- **Description of the task**
Each line of the records that holds "frac" should be shown in full.

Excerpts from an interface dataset

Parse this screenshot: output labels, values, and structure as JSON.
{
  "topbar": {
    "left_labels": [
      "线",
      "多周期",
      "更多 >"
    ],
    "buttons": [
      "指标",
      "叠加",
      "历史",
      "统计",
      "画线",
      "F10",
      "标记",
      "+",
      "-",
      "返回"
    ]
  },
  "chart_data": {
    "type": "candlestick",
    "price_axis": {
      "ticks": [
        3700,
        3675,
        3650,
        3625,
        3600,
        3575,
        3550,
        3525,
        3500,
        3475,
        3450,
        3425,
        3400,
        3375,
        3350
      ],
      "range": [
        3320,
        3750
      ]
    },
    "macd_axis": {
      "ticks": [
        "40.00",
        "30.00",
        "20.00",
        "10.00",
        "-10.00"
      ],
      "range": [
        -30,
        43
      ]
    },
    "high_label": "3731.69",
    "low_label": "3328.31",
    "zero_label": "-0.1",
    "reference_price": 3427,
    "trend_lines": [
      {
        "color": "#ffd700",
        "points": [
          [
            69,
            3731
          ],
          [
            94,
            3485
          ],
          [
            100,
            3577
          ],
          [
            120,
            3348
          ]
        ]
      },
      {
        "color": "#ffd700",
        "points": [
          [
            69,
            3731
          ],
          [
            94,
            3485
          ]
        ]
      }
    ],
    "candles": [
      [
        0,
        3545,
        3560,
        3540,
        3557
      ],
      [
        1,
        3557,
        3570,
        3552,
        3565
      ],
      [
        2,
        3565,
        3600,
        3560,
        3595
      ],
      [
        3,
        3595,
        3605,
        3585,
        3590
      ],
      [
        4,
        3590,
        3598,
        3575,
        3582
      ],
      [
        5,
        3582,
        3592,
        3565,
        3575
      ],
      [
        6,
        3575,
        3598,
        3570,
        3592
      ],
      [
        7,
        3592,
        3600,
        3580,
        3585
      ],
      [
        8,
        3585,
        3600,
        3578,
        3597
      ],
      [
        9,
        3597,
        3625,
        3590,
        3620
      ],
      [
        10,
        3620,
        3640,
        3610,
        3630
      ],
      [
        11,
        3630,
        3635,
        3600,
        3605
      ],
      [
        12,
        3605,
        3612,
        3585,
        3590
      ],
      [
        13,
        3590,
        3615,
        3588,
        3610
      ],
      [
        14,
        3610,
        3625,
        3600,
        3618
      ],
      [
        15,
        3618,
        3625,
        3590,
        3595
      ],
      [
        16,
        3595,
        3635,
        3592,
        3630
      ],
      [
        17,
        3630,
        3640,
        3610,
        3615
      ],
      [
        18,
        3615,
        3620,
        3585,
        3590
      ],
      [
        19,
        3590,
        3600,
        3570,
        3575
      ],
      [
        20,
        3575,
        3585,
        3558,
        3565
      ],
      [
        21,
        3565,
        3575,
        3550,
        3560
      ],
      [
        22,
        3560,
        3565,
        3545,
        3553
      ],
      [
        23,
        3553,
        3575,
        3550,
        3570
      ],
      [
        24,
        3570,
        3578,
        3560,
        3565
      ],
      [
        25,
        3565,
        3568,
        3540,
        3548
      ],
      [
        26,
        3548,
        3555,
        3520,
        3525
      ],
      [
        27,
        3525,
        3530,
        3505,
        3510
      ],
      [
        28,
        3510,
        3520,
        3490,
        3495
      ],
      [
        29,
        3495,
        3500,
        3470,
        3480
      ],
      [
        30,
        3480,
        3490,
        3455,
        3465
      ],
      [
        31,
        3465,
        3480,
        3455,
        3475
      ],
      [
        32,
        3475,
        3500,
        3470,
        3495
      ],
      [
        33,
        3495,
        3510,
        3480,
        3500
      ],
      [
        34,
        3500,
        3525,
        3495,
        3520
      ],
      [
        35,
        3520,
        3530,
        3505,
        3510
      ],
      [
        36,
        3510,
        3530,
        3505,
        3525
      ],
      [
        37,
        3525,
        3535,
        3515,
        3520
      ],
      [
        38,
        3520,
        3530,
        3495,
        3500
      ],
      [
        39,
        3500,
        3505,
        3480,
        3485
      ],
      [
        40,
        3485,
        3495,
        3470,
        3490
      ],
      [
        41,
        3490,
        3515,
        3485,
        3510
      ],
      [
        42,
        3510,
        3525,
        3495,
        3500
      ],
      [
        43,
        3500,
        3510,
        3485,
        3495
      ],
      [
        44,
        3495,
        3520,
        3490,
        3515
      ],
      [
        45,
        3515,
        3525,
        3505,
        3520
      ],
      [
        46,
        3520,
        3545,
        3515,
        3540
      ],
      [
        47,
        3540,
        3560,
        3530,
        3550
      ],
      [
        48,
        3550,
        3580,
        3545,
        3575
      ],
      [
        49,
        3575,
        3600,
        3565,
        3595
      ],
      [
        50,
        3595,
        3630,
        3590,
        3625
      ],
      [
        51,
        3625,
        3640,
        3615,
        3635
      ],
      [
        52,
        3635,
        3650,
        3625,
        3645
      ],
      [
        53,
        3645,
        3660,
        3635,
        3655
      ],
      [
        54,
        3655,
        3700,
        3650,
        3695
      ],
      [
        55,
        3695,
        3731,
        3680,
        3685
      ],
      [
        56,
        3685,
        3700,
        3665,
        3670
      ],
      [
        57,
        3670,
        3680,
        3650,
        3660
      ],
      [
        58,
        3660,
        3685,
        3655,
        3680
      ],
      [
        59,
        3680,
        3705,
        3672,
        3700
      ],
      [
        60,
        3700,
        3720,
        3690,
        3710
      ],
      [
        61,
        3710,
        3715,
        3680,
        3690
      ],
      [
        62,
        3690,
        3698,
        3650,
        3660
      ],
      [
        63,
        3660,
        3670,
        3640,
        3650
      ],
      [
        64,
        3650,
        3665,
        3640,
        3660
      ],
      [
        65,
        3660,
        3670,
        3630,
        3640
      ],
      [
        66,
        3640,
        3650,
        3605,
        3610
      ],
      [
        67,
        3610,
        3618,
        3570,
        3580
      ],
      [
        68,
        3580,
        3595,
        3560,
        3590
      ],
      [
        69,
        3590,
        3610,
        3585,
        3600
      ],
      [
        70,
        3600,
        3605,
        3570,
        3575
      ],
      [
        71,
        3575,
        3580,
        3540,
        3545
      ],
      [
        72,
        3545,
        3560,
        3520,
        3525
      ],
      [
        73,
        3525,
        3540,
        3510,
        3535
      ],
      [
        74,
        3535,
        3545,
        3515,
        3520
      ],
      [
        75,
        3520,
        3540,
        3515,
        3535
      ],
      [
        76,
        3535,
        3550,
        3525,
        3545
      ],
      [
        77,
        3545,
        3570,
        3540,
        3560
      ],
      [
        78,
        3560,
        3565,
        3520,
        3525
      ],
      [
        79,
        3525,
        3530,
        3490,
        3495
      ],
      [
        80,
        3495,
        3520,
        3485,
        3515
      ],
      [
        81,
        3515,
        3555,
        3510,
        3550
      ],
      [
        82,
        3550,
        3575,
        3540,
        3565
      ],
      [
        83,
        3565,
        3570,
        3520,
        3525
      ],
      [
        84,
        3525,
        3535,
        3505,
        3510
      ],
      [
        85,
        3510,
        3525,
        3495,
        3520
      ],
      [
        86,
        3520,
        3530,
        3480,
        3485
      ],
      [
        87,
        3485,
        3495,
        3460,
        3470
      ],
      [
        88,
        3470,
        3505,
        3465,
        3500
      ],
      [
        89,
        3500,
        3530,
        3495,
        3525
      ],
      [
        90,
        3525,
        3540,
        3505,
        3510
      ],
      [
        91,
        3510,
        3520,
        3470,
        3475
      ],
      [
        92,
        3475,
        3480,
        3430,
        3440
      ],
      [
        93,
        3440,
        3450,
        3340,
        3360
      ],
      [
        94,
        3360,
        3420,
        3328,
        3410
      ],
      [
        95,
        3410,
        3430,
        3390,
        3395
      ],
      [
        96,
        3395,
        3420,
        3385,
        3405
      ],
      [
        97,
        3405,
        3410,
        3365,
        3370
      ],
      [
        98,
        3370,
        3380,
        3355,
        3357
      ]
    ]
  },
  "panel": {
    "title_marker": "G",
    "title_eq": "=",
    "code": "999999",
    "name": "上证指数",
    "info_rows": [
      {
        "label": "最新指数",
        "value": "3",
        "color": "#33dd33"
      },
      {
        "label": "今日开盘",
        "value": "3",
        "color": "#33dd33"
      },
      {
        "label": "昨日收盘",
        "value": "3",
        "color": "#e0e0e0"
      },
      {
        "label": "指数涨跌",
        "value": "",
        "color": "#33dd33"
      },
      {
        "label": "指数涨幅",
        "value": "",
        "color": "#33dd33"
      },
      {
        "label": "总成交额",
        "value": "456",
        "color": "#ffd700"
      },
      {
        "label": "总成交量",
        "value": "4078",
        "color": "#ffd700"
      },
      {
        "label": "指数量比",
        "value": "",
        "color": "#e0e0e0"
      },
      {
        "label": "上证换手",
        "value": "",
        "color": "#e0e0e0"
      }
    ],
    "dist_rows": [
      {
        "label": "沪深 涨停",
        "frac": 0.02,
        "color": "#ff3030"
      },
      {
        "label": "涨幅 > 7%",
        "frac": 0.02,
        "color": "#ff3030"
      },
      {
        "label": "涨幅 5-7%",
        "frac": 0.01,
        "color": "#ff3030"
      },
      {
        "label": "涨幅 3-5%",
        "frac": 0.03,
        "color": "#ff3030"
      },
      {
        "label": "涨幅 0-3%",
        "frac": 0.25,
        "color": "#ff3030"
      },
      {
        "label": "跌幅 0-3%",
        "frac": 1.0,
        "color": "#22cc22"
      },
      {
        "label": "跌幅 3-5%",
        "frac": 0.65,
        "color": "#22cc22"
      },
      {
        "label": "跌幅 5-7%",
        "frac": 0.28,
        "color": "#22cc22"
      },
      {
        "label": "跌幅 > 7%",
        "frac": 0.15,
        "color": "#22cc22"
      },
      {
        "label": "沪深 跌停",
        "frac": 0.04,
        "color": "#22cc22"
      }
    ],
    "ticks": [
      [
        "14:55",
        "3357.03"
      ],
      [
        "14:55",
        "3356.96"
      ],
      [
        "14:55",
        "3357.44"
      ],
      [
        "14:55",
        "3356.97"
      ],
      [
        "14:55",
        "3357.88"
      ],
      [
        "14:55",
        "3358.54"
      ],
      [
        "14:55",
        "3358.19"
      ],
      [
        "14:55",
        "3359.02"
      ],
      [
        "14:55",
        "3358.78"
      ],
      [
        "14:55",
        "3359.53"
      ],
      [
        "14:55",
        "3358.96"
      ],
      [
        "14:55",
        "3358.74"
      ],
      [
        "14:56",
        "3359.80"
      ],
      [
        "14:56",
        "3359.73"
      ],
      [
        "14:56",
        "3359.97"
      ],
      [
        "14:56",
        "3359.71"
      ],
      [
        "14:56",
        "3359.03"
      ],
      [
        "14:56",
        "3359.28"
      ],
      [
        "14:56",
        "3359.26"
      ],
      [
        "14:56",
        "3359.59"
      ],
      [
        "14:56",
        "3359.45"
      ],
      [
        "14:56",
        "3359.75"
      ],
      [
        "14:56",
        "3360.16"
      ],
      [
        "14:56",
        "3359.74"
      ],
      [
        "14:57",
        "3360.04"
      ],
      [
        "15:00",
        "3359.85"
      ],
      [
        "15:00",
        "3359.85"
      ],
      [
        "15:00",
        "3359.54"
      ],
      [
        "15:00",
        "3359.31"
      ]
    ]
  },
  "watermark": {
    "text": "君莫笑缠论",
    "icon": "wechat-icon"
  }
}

- **Response**
        "frac": 0.02,
        "frac": 0.02,
        "frac": 0.01,
        "frac": 0.03,
        "frac": 0.25,
        "frac": 1.0,
        "frac": 0.65,
        "frac": 0.28,
        "frac": 0.15,
        "frac": 0.04,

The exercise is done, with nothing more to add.